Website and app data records
------------------------------

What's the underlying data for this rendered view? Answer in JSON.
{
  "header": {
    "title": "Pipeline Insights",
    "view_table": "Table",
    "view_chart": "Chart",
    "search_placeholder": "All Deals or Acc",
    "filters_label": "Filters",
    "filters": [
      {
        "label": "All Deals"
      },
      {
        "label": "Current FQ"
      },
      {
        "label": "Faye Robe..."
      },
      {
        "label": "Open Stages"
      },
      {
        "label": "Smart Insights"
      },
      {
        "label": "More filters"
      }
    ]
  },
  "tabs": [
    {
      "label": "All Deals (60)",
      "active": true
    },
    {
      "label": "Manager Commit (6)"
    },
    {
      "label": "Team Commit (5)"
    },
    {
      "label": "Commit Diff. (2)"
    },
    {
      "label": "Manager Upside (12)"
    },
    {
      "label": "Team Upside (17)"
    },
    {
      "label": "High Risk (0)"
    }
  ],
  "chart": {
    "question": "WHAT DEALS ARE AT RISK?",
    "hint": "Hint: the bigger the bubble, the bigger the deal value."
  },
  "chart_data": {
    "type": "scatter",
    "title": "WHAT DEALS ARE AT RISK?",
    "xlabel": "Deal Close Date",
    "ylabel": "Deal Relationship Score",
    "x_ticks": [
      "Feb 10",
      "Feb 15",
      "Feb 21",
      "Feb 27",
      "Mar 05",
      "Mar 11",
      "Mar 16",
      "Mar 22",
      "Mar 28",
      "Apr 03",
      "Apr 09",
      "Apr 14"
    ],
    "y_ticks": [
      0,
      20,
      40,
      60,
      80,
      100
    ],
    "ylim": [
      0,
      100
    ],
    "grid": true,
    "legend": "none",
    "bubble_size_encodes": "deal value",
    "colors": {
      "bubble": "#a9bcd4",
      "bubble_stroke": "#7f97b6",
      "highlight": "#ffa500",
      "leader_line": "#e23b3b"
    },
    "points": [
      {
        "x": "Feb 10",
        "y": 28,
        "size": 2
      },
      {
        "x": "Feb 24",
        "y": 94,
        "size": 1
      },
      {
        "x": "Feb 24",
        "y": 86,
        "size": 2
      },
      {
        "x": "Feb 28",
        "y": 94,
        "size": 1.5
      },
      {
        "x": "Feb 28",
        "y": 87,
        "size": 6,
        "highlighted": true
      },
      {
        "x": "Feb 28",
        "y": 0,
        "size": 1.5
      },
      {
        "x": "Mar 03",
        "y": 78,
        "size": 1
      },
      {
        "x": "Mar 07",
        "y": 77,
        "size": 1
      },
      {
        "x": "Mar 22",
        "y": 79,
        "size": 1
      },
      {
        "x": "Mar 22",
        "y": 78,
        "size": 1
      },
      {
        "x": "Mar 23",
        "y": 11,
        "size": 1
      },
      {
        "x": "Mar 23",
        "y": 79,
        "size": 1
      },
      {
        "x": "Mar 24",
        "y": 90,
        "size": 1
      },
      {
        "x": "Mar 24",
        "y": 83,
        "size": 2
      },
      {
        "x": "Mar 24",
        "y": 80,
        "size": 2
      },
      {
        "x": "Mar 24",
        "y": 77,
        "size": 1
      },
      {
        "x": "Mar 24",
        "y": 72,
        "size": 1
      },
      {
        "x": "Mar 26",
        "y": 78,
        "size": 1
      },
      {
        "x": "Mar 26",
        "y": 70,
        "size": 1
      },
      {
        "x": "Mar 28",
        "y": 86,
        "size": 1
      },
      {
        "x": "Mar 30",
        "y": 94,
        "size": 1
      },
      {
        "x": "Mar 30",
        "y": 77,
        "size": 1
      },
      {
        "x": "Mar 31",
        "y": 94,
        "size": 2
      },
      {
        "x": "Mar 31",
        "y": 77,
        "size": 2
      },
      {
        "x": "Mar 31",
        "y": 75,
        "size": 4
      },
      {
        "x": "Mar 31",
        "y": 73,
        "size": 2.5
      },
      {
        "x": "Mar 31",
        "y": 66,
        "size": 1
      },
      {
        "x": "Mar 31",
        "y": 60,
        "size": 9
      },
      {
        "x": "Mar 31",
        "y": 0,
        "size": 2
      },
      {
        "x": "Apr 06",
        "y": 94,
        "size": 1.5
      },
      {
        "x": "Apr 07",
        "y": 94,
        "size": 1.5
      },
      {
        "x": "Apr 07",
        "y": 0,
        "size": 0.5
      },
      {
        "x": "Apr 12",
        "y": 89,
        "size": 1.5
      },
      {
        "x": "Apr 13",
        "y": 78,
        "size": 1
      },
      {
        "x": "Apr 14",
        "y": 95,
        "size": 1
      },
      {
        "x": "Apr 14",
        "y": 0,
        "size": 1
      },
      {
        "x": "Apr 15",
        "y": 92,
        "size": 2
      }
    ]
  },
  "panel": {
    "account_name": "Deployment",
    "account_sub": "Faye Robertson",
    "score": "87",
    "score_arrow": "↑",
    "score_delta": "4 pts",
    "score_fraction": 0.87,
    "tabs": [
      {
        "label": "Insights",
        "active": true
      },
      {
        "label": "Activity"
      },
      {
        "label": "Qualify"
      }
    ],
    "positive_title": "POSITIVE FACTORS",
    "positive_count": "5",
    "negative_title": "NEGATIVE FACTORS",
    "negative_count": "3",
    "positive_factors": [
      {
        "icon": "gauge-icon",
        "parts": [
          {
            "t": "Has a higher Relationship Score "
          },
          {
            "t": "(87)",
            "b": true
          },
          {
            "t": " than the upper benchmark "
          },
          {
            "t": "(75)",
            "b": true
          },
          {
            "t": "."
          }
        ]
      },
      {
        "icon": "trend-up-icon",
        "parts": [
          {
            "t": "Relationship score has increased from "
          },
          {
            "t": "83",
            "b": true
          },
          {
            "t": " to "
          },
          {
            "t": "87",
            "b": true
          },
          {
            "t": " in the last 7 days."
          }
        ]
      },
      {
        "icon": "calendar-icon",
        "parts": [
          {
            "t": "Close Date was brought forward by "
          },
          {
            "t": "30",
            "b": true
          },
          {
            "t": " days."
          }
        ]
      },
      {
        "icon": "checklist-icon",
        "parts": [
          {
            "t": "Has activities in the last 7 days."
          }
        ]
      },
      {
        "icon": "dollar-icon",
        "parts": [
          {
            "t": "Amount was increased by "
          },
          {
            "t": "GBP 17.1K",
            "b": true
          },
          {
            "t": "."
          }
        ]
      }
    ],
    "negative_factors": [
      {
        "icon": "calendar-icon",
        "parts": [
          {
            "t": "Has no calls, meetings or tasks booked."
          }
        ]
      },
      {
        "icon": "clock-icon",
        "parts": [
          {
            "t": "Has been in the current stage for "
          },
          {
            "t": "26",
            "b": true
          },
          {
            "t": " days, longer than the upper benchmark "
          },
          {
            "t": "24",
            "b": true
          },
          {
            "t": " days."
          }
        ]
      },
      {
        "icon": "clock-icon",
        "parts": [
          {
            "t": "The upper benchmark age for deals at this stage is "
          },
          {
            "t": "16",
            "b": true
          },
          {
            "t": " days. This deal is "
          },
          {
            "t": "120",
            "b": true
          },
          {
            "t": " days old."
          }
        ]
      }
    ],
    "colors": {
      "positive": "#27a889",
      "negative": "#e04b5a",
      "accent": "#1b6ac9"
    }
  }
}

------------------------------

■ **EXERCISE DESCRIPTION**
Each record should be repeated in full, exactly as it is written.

■ **ANSWER FOR THE TASK**
What's the underlying data for this rendered view? Answer in JSON.
{
  "header": {
    "title": "Pipeline Insights",
    "view_table": "Table",
    "view_chart": "Chart",
    "search_placeholder": "All Deals or Acc",
    "filters_label": "Filters",
    "filters": [
      {
        "label": "All Deals"
      },
      {
        "label": "Current FQ"
      },
      {
        "label": "Faye Robe..."
      },
      {
        "label": "Open Stages"
      },
      {
        "label": "Smart Insights"
      },
      {
        "label": "More filters"
      }
    ]
  },
  "tabs": [
    {
      "label": "All Deals (60)",
      "active": true
    },
    {
      "label": "Manager Commit (6)"
    },
    {
      "label": "Team Commit (5)"
    },
    {
      "label": "Commit Diff. (2)"
    },
    {
      "label": "Manager Upside (12)"
    },
    {
      "label": "Team Upside (17)"
    },
    {
      "label": "High Risk (0)"
    }
  ],
  "chart": {
    "question": "WHAT DEALS ARE AT RISK?",
    "hint": "Hint: the bigger the bubble, the bigger the deal value."
  },
  "chart_data": {
    "type": "scatter",
    "title": "WHAT DEALS ARE AT RISK?",
    "xlabel": "Deal Close Date",
    "ylabel": "Deal Relationship Score",
    "x_ticks": [
      "Feb 10",
      "Feb 15",
      "Feb 21",
      "Feb 27",
      "Mar 05",
      "Mar 11",
      "Mar 16",
      "Mar 22",
      "Mar 28",
      "Apr 03",
      "Apr 09",
      "Apr 14"
    ],
    "y_ticks": [
      0,
      20,
      40,
      60,
      80,
      100
    ],
    "ylim": [
      0,
      100
    ],
    "grid": true,
    "legend": "none",
    "bubble_size_encodes": "deal value",
    "colors": {
      "bubble": "#a9bcd4",
      "bubble_stroke": "#7f97b6",
      "highlight": "#ffa500",
      "leader_line": "#e23b3b"
    },
    "points": [
      {
        "x": "Feb 10",
        "y": 28,
        "size": 2
      },
      {
        "x": "Feb 24",
        "y": 94,
        "size": 1
      },
      {
        "x": "Feb 24",
        "y": 86,
        "size": 2
      },
      {
        "x": "Feb 28",
        "y": 94,
        "size": 1.5
      },
      {
        "x": "Feb 28",
        "y": 87,
        "size": 6,
        "highlighted": true
      },
      {
        "x": "Feb 28",
        "y": 0,
        "size": 1.5
      },
      {
        "x": "Mar 03",
        "y": 78,
        "size": 1
      },
      {
        "x": "Mar 07",
        "y": 77,
        "size": 1
      },
      {
        "x": "Mar 22",
        "y": 79,
        "size": 1
      },
      {
        "x": "Mar 22",
        "y": 78,
        "size": 1
      },
      {
        "x": "Mar 23",
        "y": 11,
        "size": 1
      },
      {
        "x": "Mar 23",
        "y": 79,
        "size": 1
      },
      {
        "x": "Mar 24",
        "y": 90,
        "size": 1
      },
      {
        "x": "Mar 24",
        "y": 83,
        "size": 2
      },
      {
        "x": "Mar 24",
        "y": 80,
        "size": 2
      },
      {
        "x": "Mar 24",
        "y": 77,
        "size": 1
      },
      {
        "x": "Mar 24",
        "y": 72,
        "size": 1
      },
      {
        "x": "Mar 26",
        "y": 78,
        "size": 1
      },
      {
        "x": "Mar 26",
        "y": 70,
        "size": 1
      },
      {
        "x": "Mar 28",
        "y": 86,
        "size": 1
      },
      {
        "x": "Mar 30",
        "y": 94,
        "size": 1
      },
      {
        "x": "Mar 30",
        "y": 77,
        "size": 1
      },
      {
        "x": "Mar 31",
        "y": 94,
        "size": 2
      },
      {
        "x": "Mar 31",
        "y": 77,
        "size": 2
      },
      {
        "x": "Mar 31",
        "y": 75,
        "size": 4
      },
      {
        "x": "Mar 31",
        "y": 73,
        "size": 2.5
      },
      {
        "x": "Mar 31",
        "y": 66,
        "size": 1
      },
      {
        "x": "Mar 31",
        "y": 60,
        "size": 9
      },
      {
        "x": "Mar 31",
        "y": 0,
        "size": 2
      },
      {
        "x": "Apr 06",
        "y": 94,
        "size": 1.5
      },
      {
        "x": "Apr 07",
        "y": 94,
        "size": 1.5
      },
      {
        "x": "Apr 07",
        "y": 0,
        "size": 0.5
      },
      {
        "x": "Apr 12",
        "y": 89,
        "size": 1.5
      },
      {
        "x": "Apr 13",
        "y": 78,
        "size": 1
      },
      {
        "x": "Apr 14",
        "y": 95,
        "size": 1
      },
      {
        "x": "Apr 14",
        "y": 0,
        "size": 1
      },
      {
        "x": "Apr 15",
        "y": 92,
        "size": 2
      }
    ]
  },
  "panel": {
    "account_name": "Deployment",
    "account_sub": "Faye Robertson",
    "score": "87",
    "score_arrow": "↑",
    "score_delta": "4 pts",
    "score_fraction": 0.87,
    "tabs": [
      {
        "label": "Insights",
        "active": true
      },
      {
        "label": "Activity"
      },
      {
        "label": "Qualify"
      }
    ],
    "positive_title": "POSITIVE FACTORS",
    "positive_count": "5",
    "negative_title": "NEGATIVE FACTORS",
    "negative_count": "3",
    "positive_factors": [
      {
        "icon": "gauge-icon",
        "parts": [
          {
            "t": "Has a higher Relationship Score "
          },
          {
            "t": "(87)",
            "b": true
          },
          {
            "t": " than the upper benchmark "
          },
          {
            "t": "(75)",
            "b": true
          },
          {
            "t": "."
          }
        ]
      },
      {
        "icon": "trend-up-icon",
        "parts": [
          {
            "t": "Relationship score has increased from "
          },
          {
            "t": "83",
            "b": true
          },
          {
            "t": " to "
          },
          {
            "t": "87",
            "b": true
          },
          {
            "t": " in the last 7 days."
          }
        ]
      },
      {
        "icon": "calendar-icon",
        "parts": [
          {
            "t": "Close Date was brought forward by "
          },
          {
            "t": "30",
            "b": true
          },
          {
            "t": " days."
          }
        ]
      },
      {
        "icon": "checklist-icon",
        "parts": [
          {
            "t": "Has activities in the last 7 days."
          }
        ]
      },
      {
        "icon": "dollar-icon",
        "parts": [
          {
            "t": "Amount was increased by "
          },
          {
            "t": "GBP 17.1K",
            "b": true
          },
          {
            "t": "."
          }
        ]
      }
    ],
    "negative_factors": [
      {
        "icon": "calendar-icon",
        "parts": [
          {
            "t": "Has no calls, meetings or tasks booked."
          }
        ]
      },
      {
        "icon": "clock-icon",
        "parts": [
          {
            "t": "Has been in the current stage for "
          },
          {
            "t": "26",
            "b": true
          },
          {
            "t": " days, longer than the upper benchmark "
          },
          {
            "t": "24",
            "b": true
          },
          {
            "t": " days."
          }
        ]
      },
      {
        "icon": "clock-icon",
        "parts": [
          {
            "t": "The upper benchmark age for deals at this stage is "
          },
          {
            "t": "16",
            "b": true
          },
          {
            "t": " days. This deal is "
          },
          {
            "t": "120",
            "b": true
          },
          {
            "t": " days old."
          }
        ]
      }
    ],
    "colors": {
      "positive": "#27a889",
      "negative": "#e04b5a",
      "accent": "#1b6ac9"
    }
  }
}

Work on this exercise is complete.